Dataset excerpts
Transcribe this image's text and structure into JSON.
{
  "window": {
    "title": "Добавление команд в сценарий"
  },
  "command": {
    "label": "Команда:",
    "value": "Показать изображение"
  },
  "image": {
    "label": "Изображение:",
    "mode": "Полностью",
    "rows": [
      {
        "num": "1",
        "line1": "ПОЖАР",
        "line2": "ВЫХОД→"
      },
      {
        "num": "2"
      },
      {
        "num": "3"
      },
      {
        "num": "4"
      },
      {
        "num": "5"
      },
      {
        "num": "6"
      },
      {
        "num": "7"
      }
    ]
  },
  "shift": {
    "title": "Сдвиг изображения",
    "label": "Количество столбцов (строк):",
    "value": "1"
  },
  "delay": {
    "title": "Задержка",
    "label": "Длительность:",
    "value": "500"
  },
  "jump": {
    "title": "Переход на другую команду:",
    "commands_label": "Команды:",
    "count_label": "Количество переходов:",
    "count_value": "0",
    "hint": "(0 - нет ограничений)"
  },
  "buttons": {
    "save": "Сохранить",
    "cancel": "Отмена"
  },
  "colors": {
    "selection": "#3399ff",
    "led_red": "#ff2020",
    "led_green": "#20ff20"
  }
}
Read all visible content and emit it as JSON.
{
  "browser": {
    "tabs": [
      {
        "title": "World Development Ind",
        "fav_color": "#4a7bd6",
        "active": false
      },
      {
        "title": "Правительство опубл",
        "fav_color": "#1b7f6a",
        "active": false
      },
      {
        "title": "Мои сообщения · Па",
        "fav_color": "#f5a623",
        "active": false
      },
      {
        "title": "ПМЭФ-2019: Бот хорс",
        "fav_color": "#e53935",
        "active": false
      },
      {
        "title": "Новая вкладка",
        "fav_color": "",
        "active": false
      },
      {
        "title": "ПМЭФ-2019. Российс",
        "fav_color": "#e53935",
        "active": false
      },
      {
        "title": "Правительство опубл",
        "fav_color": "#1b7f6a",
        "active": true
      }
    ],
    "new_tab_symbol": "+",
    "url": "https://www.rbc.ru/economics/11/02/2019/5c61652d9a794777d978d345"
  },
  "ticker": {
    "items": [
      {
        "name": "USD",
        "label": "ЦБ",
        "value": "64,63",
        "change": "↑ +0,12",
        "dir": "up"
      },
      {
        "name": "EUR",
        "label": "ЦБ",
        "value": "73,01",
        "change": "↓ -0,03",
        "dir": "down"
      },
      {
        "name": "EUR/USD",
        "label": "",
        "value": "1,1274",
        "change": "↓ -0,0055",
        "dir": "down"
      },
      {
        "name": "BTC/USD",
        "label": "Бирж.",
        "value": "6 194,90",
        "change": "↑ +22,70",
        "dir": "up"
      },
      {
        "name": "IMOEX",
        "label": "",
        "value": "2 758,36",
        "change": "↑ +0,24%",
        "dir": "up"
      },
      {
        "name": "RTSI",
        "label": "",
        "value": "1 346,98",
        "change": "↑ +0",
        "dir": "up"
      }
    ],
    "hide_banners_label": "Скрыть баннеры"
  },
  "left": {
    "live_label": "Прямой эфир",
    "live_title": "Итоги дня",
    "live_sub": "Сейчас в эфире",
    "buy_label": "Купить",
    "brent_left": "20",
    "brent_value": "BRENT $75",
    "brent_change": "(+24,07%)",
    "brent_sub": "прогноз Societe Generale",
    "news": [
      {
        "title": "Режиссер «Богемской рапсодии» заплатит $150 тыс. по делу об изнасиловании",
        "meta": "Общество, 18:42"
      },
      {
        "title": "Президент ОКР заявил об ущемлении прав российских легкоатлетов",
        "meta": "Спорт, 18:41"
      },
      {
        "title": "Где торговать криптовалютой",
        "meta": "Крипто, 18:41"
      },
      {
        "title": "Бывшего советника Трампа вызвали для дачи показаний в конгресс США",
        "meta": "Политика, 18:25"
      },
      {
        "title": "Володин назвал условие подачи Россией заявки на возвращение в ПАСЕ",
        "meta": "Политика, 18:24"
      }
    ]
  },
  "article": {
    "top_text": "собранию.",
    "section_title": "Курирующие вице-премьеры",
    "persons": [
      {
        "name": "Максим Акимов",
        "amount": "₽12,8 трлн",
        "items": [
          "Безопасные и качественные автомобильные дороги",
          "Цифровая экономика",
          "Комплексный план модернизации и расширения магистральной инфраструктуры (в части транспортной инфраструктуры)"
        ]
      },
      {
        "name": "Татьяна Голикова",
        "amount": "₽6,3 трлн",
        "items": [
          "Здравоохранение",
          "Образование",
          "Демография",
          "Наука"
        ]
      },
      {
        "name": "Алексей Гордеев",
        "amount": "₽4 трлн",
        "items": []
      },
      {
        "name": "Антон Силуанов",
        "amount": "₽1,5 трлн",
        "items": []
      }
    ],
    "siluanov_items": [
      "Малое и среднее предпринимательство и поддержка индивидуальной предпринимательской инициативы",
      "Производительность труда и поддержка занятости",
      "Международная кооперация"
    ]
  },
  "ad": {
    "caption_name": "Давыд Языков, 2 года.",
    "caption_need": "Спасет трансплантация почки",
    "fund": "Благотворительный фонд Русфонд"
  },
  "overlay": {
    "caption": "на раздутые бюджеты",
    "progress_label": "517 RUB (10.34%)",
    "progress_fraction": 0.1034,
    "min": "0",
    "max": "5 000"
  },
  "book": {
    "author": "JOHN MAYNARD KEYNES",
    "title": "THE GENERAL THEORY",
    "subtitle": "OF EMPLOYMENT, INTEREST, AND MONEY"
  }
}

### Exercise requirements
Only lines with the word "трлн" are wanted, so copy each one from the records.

### Finished exercise
        "amount": "₽12,8 трлн",
        "amount": "₽6,3 трлн",
        "amount": "₽4 трлн",
        "amount": "₽1,5 трлн",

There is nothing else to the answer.